(Dataset entries)

┌──

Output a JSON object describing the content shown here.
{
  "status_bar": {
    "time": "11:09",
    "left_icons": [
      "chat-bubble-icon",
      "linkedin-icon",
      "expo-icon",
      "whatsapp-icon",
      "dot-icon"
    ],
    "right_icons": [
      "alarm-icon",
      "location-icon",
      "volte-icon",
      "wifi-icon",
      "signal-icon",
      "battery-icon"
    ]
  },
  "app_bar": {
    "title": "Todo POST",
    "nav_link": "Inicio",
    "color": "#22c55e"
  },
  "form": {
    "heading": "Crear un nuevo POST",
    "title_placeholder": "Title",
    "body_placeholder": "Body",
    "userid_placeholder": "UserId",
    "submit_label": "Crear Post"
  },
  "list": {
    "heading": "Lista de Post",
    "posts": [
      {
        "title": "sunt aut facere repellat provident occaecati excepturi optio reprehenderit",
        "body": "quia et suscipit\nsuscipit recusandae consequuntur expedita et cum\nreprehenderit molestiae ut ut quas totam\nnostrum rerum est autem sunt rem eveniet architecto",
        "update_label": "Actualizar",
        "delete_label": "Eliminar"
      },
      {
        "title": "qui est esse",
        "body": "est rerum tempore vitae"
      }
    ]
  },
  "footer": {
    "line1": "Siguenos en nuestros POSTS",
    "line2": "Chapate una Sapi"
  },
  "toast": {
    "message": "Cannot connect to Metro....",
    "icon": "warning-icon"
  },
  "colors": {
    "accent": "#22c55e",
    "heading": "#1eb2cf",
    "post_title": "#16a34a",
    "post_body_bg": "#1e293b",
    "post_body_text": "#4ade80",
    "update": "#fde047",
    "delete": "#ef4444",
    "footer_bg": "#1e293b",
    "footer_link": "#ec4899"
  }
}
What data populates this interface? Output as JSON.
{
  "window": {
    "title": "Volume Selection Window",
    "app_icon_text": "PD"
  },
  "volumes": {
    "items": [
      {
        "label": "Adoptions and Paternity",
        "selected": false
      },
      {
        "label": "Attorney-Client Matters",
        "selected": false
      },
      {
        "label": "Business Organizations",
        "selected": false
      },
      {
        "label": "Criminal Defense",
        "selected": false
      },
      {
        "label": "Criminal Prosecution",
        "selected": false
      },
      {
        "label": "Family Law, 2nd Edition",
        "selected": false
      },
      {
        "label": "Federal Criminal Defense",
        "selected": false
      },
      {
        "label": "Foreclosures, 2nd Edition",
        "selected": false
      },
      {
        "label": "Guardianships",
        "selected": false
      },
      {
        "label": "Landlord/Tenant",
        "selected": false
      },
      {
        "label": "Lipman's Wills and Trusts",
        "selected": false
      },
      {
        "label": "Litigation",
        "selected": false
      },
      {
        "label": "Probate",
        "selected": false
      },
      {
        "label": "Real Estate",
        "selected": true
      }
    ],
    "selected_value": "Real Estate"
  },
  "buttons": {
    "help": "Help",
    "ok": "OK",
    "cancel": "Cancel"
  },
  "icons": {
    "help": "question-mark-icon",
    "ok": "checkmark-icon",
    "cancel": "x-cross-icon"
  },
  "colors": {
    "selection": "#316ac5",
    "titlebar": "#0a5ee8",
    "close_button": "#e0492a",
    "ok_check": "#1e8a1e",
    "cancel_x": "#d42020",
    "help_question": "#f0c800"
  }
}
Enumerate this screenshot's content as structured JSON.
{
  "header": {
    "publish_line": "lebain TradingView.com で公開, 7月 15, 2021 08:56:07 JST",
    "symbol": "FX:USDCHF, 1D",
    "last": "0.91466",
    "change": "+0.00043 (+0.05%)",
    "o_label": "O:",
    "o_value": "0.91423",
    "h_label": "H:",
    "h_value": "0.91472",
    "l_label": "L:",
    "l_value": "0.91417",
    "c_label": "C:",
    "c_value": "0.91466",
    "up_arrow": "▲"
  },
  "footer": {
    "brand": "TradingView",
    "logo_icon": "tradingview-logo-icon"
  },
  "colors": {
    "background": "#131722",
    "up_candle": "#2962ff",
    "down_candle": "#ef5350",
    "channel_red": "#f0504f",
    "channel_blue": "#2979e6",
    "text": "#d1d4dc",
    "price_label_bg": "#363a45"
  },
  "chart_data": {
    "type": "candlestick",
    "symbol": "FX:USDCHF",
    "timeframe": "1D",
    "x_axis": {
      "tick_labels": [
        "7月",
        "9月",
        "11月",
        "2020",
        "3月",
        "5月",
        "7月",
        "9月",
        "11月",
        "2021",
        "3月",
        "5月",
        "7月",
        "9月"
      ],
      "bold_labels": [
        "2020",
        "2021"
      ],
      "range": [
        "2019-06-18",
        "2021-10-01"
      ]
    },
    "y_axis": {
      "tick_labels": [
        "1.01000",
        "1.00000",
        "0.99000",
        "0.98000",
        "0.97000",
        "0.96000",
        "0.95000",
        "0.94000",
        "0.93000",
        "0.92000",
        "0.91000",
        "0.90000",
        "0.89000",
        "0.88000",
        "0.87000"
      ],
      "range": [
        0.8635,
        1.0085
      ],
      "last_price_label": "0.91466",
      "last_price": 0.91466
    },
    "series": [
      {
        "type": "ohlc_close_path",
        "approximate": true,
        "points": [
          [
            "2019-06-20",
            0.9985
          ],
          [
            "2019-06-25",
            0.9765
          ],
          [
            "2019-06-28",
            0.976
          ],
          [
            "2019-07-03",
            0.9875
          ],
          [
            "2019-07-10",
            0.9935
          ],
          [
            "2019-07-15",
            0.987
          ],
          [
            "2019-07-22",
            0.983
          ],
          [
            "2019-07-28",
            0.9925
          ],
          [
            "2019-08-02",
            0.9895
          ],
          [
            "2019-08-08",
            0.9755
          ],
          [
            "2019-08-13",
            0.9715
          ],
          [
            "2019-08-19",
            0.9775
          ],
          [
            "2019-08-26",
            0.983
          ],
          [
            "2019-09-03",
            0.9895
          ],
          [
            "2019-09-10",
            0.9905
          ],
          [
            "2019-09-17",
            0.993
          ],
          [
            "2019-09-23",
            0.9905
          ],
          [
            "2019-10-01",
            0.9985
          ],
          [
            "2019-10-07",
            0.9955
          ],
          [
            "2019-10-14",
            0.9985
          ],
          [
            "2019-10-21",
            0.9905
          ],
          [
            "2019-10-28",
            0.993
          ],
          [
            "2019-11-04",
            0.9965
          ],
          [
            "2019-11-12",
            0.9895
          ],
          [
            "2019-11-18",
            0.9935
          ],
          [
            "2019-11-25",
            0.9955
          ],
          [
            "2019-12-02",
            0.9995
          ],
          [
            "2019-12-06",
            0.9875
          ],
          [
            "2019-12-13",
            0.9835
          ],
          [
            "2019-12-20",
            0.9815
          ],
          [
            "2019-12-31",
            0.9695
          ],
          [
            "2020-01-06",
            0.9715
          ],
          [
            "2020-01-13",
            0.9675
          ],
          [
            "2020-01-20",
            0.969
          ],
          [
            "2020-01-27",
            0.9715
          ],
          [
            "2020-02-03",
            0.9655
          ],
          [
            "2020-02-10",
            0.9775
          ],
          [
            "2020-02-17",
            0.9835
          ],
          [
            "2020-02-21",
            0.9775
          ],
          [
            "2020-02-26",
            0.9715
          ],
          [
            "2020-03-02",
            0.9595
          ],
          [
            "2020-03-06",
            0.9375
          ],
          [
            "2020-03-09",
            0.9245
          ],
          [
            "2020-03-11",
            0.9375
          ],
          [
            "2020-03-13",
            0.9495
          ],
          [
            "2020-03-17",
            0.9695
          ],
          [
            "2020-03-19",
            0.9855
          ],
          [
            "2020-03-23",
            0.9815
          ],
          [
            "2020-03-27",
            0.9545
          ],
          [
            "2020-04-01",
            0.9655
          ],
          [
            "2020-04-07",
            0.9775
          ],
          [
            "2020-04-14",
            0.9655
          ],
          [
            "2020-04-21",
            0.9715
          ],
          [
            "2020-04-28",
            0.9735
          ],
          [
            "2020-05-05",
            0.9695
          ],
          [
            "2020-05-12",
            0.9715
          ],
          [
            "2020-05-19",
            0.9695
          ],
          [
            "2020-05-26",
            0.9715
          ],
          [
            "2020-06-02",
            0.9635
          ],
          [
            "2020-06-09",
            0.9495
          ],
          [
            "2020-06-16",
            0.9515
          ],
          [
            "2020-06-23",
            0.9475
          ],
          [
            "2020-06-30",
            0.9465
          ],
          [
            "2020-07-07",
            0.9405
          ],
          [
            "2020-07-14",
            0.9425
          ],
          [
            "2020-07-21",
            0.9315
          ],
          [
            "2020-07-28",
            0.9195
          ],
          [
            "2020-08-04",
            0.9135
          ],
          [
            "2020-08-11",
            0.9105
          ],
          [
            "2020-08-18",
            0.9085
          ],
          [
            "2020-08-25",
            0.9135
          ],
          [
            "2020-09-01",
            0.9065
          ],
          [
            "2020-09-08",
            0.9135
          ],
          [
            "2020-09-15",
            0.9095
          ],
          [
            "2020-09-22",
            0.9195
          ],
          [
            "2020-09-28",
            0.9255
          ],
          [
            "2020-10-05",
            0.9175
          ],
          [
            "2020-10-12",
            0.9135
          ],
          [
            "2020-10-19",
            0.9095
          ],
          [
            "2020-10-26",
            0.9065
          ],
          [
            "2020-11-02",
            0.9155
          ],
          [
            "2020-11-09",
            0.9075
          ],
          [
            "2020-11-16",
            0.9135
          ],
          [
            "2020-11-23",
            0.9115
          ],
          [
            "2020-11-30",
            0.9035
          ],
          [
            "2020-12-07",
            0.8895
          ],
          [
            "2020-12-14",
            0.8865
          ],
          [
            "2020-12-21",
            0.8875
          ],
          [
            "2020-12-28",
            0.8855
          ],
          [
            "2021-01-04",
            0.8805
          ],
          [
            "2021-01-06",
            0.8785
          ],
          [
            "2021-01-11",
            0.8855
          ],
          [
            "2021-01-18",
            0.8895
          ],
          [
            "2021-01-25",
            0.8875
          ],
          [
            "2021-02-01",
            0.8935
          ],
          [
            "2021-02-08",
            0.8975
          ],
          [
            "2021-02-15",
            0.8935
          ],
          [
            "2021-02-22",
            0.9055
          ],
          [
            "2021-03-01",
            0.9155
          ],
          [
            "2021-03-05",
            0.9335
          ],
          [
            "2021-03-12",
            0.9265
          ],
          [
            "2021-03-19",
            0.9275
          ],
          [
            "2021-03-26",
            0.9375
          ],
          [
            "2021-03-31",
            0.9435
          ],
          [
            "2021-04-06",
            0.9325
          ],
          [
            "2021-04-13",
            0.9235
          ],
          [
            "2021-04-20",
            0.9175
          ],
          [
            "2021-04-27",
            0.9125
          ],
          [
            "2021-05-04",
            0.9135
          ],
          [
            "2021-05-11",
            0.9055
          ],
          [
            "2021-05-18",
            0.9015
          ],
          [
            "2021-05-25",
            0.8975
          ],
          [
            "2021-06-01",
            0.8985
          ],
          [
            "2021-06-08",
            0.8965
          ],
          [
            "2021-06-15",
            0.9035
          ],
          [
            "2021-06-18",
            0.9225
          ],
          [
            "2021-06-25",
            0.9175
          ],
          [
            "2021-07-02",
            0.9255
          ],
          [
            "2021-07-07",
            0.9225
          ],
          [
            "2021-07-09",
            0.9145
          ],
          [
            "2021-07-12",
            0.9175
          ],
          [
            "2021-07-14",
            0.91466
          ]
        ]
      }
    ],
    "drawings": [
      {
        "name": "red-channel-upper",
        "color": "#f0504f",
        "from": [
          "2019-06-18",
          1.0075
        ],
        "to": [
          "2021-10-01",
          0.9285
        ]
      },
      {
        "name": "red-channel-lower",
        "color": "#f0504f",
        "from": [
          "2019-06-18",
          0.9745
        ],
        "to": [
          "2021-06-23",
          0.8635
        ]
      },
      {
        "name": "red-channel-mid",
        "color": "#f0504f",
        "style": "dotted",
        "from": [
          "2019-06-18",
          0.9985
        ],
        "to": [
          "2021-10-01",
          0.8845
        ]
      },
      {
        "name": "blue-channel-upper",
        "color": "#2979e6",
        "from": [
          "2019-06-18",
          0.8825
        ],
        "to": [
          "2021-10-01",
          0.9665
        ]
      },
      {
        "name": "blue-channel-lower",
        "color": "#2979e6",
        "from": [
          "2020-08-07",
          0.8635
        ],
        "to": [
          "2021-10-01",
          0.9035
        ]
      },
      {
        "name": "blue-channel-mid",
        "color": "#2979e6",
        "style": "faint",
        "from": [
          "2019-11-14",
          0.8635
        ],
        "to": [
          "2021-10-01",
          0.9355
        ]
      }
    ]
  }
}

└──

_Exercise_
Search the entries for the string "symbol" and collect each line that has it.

_The answer_
    "symbol": "FX:USDCHF, 1D",
    "symbol": "FX:USDCHF",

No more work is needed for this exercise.